[Website and app data records]
+++++

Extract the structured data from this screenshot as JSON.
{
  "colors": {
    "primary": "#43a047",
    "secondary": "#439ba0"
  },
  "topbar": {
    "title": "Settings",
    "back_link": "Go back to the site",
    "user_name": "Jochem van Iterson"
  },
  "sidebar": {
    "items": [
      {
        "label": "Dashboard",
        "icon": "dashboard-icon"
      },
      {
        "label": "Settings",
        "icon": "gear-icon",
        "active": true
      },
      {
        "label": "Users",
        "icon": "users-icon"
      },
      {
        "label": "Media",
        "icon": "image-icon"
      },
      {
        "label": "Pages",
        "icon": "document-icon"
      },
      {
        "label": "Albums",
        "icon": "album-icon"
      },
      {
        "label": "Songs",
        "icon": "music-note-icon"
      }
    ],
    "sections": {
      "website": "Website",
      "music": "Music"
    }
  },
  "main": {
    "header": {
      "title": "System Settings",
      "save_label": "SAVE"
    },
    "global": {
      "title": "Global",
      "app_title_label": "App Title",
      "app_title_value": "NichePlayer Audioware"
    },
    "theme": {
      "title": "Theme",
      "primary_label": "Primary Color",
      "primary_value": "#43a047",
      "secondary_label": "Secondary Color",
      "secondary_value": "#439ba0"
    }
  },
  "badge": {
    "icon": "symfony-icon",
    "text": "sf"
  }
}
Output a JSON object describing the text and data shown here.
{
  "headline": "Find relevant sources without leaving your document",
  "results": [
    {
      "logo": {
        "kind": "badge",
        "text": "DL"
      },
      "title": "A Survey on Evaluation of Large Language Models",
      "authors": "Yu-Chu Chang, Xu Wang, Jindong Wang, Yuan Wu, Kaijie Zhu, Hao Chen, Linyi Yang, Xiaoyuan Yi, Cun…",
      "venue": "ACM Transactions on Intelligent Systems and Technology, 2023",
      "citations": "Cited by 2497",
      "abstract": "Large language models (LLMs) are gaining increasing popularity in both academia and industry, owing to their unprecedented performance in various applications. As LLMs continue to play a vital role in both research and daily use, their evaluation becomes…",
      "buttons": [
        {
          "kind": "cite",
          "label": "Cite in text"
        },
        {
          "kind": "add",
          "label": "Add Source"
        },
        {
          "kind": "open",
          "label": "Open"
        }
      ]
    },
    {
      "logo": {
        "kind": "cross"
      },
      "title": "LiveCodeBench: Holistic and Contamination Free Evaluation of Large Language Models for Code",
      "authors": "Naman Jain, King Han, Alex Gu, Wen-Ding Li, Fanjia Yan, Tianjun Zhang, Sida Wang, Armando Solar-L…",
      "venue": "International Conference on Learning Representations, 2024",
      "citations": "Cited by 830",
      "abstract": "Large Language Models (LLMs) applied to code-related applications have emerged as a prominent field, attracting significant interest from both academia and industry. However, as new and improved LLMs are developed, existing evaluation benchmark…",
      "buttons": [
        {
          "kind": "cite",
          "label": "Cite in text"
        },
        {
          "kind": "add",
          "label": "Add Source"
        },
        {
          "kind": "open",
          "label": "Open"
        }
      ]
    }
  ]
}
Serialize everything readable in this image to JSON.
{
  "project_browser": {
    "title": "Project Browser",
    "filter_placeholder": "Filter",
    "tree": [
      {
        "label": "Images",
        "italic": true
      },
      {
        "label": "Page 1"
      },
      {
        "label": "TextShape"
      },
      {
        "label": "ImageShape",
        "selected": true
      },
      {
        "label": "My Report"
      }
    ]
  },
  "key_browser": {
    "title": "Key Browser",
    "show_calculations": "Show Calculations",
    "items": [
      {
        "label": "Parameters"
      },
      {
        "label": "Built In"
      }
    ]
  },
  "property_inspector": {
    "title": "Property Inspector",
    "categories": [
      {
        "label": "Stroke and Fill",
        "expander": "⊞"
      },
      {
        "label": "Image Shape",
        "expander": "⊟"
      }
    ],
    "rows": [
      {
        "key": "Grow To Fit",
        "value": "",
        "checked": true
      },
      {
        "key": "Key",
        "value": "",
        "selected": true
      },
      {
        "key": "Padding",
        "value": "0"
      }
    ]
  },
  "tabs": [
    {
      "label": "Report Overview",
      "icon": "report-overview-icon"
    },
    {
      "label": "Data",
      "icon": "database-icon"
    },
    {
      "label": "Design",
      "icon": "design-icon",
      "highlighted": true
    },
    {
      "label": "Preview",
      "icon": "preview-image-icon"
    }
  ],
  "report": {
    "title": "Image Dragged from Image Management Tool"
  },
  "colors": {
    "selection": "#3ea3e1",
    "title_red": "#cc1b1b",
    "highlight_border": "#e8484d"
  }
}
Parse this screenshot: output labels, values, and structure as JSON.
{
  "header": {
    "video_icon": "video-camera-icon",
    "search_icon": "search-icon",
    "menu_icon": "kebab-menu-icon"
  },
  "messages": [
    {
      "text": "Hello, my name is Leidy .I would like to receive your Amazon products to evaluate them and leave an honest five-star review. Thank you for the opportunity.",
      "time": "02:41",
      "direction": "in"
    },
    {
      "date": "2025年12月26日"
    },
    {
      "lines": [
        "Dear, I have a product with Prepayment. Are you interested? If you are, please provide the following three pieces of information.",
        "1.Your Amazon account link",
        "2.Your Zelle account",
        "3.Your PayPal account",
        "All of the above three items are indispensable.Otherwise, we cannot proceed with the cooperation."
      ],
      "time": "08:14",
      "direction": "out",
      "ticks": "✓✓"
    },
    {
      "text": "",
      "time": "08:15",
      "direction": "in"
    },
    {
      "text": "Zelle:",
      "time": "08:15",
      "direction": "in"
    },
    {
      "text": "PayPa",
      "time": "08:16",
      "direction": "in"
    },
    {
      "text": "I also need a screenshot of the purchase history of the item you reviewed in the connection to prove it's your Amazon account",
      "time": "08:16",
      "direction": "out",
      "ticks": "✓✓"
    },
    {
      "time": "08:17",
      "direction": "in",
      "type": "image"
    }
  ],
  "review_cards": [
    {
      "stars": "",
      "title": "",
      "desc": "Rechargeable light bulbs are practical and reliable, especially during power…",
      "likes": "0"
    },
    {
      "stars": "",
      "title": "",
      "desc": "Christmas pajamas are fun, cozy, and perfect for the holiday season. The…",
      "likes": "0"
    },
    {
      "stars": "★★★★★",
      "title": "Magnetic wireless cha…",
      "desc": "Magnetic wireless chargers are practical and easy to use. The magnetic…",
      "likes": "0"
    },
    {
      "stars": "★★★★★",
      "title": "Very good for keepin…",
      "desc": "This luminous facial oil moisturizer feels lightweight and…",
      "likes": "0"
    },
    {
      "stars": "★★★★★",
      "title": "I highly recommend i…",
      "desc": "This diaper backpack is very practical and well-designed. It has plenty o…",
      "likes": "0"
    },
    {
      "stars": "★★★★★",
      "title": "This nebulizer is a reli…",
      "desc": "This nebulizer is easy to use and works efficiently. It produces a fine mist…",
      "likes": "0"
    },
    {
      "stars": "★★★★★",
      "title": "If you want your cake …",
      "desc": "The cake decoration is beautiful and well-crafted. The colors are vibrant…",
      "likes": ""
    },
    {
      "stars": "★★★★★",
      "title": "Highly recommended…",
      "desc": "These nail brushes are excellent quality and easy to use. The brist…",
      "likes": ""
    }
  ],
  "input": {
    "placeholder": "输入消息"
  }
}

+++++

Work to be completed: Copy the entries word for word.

Response for this exercise:
Extract the structured data from this screenshot as JSON.
{
  "colors": {
    "primary": "#43a047",
    "secondary": "#439ba0"
  },
  "topbar": {
    "title": "Settings",
    "back_link": "Go back to the site",
    "user_name": "Jochem van Iterson"
  },
  "sidebar": {
    "items": [
      {
        "label": "Dashboard",
        "icon": "dashboard-icon"
      },
      {
        "label": "Settings",
        "icon": "gear-icon",
        "active": true
      },
      {
        "label": "Users",
        "icon": "users-icon"
      },
      {
        "label": "Media",
        "icon": "image-icon"
      },
      {
        "label": "Pages",
        "icon": "document-icon"
      },
      {
        "label": "Albums",
        "icon": "album-icon"
      },
      {
        "label": "Songs",
        "icon": "music-note-icon"
      }
    ],
    "sections": {
      "website": "Website",
      "music": "Music"
    }
  },
  "main": {
    "header": {
      "title": "System Settings",
      "save_label": "SAVE"
    },
    "global": {
      "title": "Global",
      "app_title_label": "App Title",
      "app_title_value": "NichePlayer Audioware"
    },
    "theme": {
      "title": "Theme",
      "primary_label": "Primary Color",
      "primary_value": "#43a047",
      "secondary_label": "Secondary Color",
      "secondary_value": "#439ba0"
    }
  },
  "badge": {
    "icon": "symfony-icon",
    "text": "sf"
  }
}
Output a JSON object describing the text and data shown here.
{
  "headline": "Find relevant sources without leaving your document",
  "results": [
    {
      "logo": {
        "kind": "badge",
        "text": "DL"
      },
      "title": "A Survey on Evaluation of Large Language Models",
      "authors": "Yu-Chu Chang, Xu Wang, Jindong Wang, Yuan Wu, Kaijie Zhu, Hao Chen, Linyi Yang, Xiaoyuan Yi, Cun…",
      "venue": "ACM Transactions on Intelligent Systems and Technology, 2023",
      "citations": "Cited by 2497",
      "abstract": "Large language models (LLMs) are gaining increasing popularity in both academia and industry, owing to their unprecedented performance in various applications. As LLMs continue to play a vital role in both research and daily use, their evaluation becomes…",
      "buttons": [
        {
          "kind": "cite",
          "label": "Cite in text"
        },
        {
          "kind": "add",
          "label": "Add Source"
        },
        {
          "kind": "open",
          "label": "Open"
        }
      ]
    },
    {
      "logo": {
        "kind": "cross"
      },
      "title": "LiveCodeBench: Holistic and Contamination Free Evaluation of Large Language Models for Code",
      "authors": "Naman Jain, King Han, Alex Gu, Wen-Ding Li, Fanjia Yan, Tianjun Zhang, Sida Wang, Armando Solar-L…",
      "venue": "International Conference on Learning Representations, 2024",
      "citations": "Cited by 830",
      "abstract": "Large Language Models (LLMs) applied to code-related applications have emerged as a prominent field, attracting significant interest from both academia and industry. However, as new and improved LLMs are developed, existing evaluation benchmark…",
      "buttons": [
        {
          "kind": "cite",
          "label": "Cite in text"
        },
        {
          "kind": "add",
          "label": "Add Source"
        },
        {
          "kind": "open",
          "label": "Open"
        }
      ]
    }
  ]
}
Serialize everything readable in this image to JSON.
{
  "project_browser": {
    "title": "Project Browser",
    "filter_placeholder": "Filter",
    "tree": [
      {
        "label": "Images",
        "italic": true
      },
      {
        "label": "Page 1"
      },
      {
        "label": "TextShape"
      },
      {
        "label": "ImageShape",
        "selected": true
      },
      {
        "label": "My Report"
      }
    ]
  },
  "key_browser": {
    "title": "Key Browser",
    "show_calculations": "Show Calculations",
    "items": [
      {
        "label": "Parameters"
      },
      {
        "label": "Built In"
      }
    ]
  },
  "property_inspector": {
    "title": "Property Inspector",
    "categories": [
      {
        "label": "Stroke and Fill",
        "expander": "⊞"
      },
      {
        "label": "Image Shape",
        "expander": "⊟"
      }
    ],
    "rows": [
      {
        "key": "Grow To Fit",
        "value": "",
        "checked": true
      },
      {
        "key": "Key",
        "value": "",
        "selected": true
      },
      {
        "key": "Padding",
        "value": "0"
      }
    ]
  },
  "tabs": [
    {
      "label": "Report Overview",
      "icon": "report-overview-icon"
    },
    {
      "label": "Data",
      "icon": "database-icon"
    },
    {
      "label": "Design",
      "icon": "design-icon",
      "highlighted": true
    },
    {
      "label": "Preview",
      "icon": "preview-image-icon"
    }
  ],
  "report": {
    "title": "Image Dragged from Image Management Tool"
  },
  "colors": {
    "selection": "#3ea3e1",
    "title_red": "#cc1b1b",
    "highlight_border": "#e8484d"
  }
}
Parse this screenshot: output labels, values, and structure as JSON.
{
  "header": {
    "video_icon": "video-camera-icon",
    "search_icon": "search-icon",
    "menu_icon": "kebab-menu-icon"
  },
  "messages": [
    {
      "text": "Hello, my name is Leidy .I would like to receive your Amazon products to evaluate them and leave an honest five-star review. Thank you for the opportunity.",
      "time": "02:41",
      "direction": "in"
    },
    {
      "date": "2025年12月26日"
    },
    {
      "lines": [
        "Dear, I have a product with Prepayment. Are you interested? If you are, please provide the following three pieces of information.",
        "1.Your Amazon account link",
        "2.Your Zelle account",
        "3.Your PayPal account",
        "All of the above three items are indispensable.Otherwise, we cannot proceed with the cooperation."
      ],
      "time": "08:14",
      "direction": "out",
      "ticks": "✓✓"
    },
    {
      "text": "",
      "time": "08:15",
      "direction": "in"
    },
    {
      "text": "Zelle:",
      "time": "08:15",
      "direction": "in"
    },
    {
      "text": "PayPa",
      "time": "08:16",
      "direction": "in"
    },
    {
      "text": "I also need a screenshot of the purchase history of the item you reviewed in the connection to prove it's your Amazon account",
      "time": "08:16",
      "direction": "out",
      "ticks": "✓✓"
    },
    {
      "time": "08:17",
      "direction": "in",
      "type": "image"
    }
  ],
  "review_cards": [
    {
      "stars": "",
      "title": "",
      "desc": "Rechargeable light bulbs are practical and reliable, especially during power…",
      "likes": "0"
    },
    {
      "stars": "",
      "title": "",
      "desc": "Christmas pajamas are fun, cozy, and perfect for the holiday season. The…",
      "likes": "0"
    },
    {
      "stars": "★★★★★",
      "title": "Magnetic wireless cha…",
      "desc": "Magnetic wireless chargers are practical and easy to use. The magnetic…",
      "likes": "0"
    },
    {
      "stars": "★★★★★",
      "title": "Very good for keepin…",
      "desc": "This luminous facial oil moisturizer feels lightweight and…",
      "likes": "0"
    },
    {
      "stars": "★★★★★",
      "title": "I highly recommend i…",
      "desc": "This diaper backpack is very practical and well-designed. It has plenty o…",
      "likes": "0"
    },
    {
      "stars": "★★★★★",
      "title": "This nebulizer is a reli…",
      "desc": "This nebulizer is easy to use and works efficiently. It produces a fine mist…",
      "likes": "0"
    },
    {
      "stars": "★★★★★",
      "title": "If you want your cake …",
      "desc": "The cake decoration is beautiful and well-crafted. The colors are vibrant…",
      "likes": ""
    },
    {
      "stars": "★★★★★",
      "title": "Highly recommended…",
      "desc": "These nail brushes are excellent quality and easy to use. The brist…",
      "likes": ""
    }
  ],
  "input": {
    "placeholder": "输入消息"
  }
}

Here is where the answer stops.